These tanks are home to all kinds of native ocean creatures. In one of the labs, clown fish are kept in temperature regulated tanks. If they have even a few degree difference in where they naturally feel comfortable, they can die.

It is very important for the clown fish’s reproductive system if they have their set specific temperature, any higher or lower, the fish have difficulty having there babies.

Molly Waters, a senior at Roger Williams University, says that most fish are impacted by warming waters.

“One of the reasons that the ocean is increasing in temperature is because of carbon emissions in the atmosphere that get sequestered into the ocean which changes the chemistry of the ocean and also changes the pH as well.”

Clown fish are not the only sea creatures that are impacted by this climate change. Lobsters are migrating north in search of colder temperatures. Lobsters, like clown fish, are more susceptible to disease when they are in an uncomfortable temperatures.

Professor Speaks Out Against Obama



President Obama’s Harvard Law professor, Lawrence H. Tribe, is a well respected liberal scholar of constitutional law. President Obama worked for him as a research assistant at Harvard Law where Tribe has been a professor for decades.

Mr. Tribe served on the Justice department during Obama’s first term and was in favor of the president’s stance on health care and immigration. This is why so many at Harvard are bewildered and angry that Tribe has become the leading legal opponent of President Obama’s ambitious efforts to fight global warming, even after Tribe argued on behalf of Al Gore in the 2000 Bush v. Gore Supreme Court case.

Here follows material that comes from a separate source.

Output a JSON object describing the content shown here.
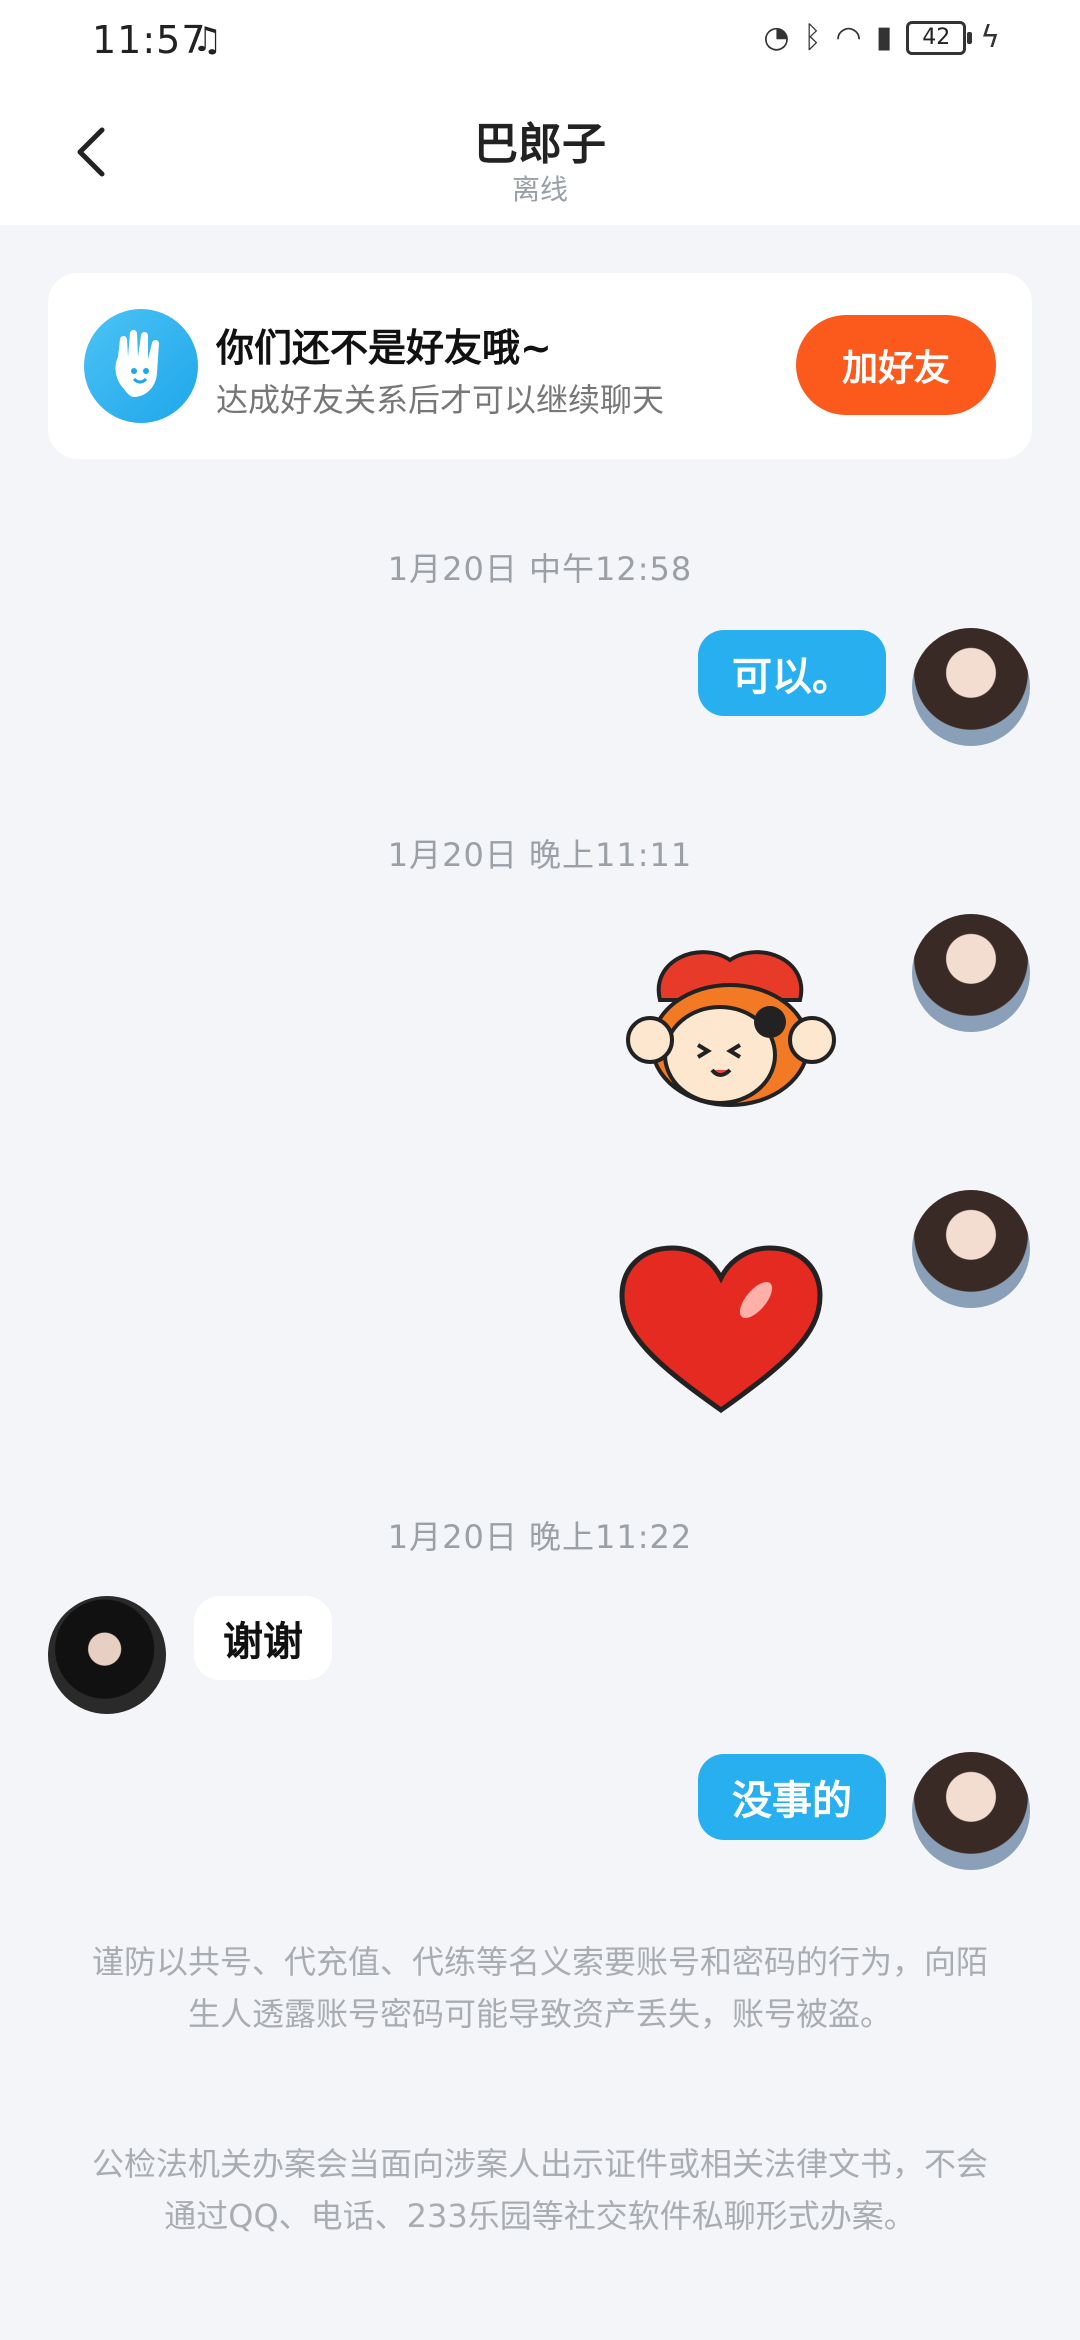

The nation’s largest coal company, Peabody Energy, has hired Tribe to represent them in the hope to block environmental regulation. The EPA is proposing legislation that could cut carbon dioxide emissions from all coal fire plants in the United States.

This is the center of the Obama Administration’s environmental agenda.